Ultimately, Alfredson’s adaptation, however expertly executed it is, feels more pragmatic and less engaging than the book it’s based on but it’s nevertheless a worthy and measured cinematic experience. 


Tomboy 


One of the biggest surprises of the year is this small French film about a ten-year old girl (Laure, played by Zoe Heran) who disguises herself as a boy in her new neighbourhood. It’s a surprise because despite winning an award at the Berlin Film Festival back in February, Tomboy slipped under the radar and was released with very little publicity. For shame! Celine Sciamma’s loosely structured study of a child’s identity confusion is an exquisite, complex and extremely specific film. Sciamma’s show-don’t-tell approach pays off handsomely as the kids, particularly the two sisters at the centre, take us to moments in childhood we’ve all experienced: the friendships, the games, the fights, the unjustified rivalries and premature romances. One of the strongest elements of Sciamma’s work is that she doesn’t treat the titular character as an outsider but gives Heran room to convey her uneasiness through her expressive performance. The other kids are not portrayed as villains out to bully Laure, but as children with problems of different magnitudes in their own worlds. This, combined with the golden-hued summer setting of the French country-side gives the film an intimate feel that is at once touching and funny.

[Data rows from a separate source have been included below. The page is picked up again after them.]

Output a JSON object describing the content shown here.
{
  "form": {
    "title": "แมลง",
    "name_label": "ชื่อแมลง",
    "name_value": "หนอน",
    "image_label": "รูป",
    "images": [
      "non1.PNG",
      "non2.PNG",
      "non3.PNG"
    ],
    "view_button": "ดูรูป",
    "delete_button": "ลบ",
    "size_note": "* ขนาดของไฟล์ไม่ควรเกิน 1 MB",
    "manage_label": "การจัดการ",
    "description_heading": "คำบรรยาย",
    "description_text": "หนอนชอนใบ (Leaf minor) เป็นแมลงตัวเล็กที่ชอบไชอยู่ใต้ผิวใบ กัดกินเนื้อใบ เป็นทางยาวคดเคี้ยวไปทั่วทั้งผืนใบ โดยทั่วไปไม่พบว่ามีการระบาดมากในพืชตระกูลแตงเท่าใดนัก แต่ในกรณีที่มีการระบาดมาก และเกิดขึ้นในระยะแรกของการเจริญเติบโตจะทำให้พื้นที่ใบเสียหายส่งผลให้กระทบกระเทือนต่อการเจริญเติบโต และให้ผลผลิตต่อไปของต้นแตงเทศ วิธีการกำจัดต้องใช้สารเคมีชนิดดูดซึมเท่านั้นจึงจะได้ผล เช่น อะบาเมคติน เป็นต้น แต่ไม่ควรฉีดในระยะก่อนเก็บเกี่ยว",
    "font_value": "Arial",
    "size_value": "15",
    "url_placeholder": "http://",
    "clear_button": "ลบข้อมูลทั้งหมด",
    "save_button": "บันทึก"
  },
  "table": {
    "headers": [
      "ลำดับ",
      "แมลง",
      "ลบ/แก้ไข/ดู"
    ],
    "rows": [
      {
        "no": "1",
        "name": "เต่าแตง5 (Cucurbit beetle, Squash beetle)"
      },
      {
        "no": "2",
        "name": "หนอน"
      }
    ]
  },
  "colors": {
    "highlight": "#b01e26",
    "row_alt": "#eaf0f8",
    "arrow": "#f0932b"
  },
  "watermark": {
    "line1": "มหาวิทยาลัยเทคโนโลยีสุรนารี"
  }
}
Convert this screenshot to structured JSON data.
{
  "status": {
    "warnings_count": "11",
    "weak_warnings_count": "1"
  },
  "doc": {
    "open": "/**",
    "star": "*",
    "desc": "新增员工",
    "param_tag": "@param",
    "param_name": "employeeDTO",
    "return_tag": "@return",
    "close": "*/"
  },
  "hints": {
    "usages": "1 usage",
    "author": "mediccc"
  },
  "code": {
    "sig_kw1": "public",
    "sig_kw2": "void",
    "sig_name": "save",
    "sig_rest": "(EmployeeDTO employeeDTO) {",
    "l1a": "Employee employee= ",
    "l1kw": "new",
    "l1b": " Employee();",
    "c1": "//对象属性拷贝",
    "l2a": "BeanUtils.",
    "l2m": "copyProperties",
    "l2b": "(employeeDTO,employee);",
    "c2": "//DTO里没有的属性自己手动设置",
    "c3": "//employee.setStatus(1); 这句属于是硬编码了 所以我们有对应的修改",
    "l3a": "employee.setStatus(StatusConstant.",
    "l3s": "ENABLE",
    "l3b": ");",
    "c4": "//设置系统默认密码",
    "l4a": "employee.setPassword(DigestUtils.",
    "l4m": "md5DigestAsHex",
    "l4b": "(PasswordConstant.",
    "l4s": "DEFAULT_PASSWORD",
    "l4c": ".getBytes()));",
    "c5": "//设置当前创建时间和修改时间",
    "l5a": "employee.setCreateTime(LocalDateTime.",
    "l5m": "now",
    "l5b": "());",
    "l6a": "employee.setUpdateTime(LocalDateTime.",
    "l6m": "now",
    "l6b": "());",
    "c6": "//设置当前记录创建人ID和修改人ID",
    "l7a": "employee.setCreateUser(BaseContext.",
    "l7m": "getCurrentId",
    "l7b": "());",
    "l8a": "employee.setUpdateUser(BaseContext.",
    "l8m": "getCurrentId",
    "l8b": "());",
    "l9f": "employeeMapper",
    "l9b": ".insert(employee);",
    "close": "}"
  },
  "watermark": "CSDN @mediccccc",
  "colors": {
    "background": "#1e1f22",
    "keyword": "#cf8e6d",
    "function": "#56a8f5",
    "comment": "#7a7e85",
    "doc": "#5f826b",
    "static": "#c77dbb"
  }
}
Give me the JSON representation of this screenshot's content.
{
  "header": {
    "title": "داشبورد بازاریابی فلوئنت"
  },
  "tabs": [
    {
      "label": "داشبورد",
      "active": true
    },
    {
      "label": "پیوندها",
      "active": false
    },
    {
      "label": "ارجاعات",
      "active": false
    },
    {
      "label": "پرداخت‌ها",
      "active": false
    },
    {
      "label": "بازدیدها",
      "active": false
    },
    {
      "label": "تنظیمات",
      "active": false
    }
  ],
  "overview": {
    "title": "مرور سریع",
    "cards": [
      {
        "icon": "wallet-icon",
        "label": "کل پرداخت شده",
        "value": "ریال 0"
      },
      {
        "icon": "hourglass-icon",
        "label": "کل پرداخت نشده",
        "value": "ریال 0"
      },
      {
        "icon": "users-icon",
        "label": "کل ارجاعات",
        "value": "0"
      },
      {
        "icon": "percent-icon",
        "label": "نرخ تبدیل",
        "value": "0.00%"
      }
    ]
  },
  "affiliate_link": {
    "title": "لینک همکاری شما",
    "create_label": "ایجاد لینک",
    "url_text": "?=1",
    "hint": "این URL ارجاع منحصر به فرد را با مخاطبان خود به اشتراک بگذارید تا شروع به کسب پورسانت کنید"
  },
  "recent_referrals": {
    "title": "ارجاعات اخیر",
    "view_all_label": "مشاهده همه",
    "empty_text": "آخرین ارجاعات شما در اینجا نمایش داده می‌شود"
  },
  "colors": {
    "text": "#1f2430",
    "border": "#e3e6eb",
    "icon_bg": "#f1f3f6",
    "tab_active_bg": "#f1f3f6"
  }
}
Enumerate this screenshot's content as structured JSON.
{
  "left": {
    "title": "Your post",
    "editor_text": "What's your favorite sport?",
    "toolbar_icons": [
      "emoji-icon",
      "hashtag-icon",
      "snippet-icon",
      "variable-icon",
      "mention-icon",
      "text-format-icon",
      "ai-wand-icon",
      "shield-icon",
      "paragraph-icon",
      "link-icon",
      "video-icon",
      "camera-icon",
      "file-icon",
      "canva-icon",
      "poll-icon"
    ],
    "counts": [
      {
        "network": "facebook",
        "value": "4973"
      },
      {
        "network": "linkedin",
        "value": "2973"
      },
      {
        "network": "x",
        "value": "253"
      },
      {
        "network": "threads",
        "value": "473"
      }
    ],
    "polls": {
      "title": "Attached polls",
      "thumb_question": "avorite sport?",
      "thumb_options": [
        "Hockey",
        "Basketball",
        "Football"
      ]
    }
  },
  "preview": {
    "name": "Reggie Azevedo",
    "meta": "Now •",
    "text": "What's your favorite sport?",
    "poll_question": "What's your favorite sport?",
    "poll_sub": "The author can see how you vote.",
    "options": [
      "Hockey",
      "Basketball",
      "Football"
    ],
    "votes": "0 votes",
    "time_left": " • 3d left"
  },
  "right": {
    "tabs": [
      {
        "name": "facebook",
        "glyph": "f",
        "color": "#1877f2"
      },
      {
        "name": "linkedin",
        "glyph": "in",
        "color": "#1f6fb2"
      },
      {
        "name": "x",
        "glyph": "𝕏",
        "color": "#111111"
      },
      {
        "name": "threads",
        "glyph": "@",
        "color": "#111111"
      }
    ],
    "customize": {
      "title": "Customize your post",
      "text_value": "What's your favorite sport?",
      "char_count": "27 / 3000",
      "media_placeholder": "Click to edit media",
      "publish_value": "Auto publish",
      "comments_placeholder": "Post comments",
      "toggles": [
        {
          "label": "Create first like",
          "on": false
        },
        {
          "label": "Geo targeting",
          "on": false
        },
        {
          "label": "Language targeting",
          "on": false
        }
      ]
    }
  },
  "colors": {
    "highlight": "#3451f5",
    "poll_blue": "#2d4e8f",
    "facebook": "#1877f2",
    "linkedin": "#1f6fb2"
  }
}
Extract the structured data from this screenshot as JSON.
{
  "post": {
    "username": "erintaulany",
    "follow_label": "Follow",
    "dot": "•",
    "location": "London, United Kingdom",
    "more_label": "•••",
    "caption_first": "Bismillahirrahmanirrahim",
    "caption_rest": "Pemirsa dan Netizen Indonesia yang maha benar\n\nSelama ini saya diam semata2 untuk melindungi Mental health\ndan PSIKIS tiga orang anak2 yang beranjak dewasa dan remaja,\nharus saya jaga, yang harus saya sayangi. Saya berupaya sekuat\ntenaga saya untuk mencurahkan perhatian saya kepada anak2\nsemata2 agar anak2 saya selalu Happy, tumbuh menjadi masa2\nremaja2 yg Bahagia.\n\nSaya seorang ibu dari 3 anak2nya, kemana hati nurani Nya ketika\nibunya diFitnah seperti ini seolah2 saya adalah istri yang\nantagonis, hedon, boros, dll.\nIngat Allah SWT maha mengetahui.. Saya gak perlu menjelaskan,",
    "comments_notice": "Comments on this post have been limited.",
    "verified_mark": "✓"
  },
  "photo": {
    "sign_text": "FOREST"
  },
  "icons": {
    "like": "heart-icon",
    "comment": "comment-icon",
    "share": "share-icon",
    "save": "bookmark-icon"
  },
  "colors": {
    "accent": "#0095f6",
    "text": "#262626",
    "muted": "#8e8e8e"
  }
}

Tomboy is one of those rare films about children that enters their world without looking at them through the eyes of an adult. For the short duration of this film, the audience becomes one with the kids and lives alongside them. That Sciamma manages to tell such a thought-provoking story with this youthful spirit is a miracle.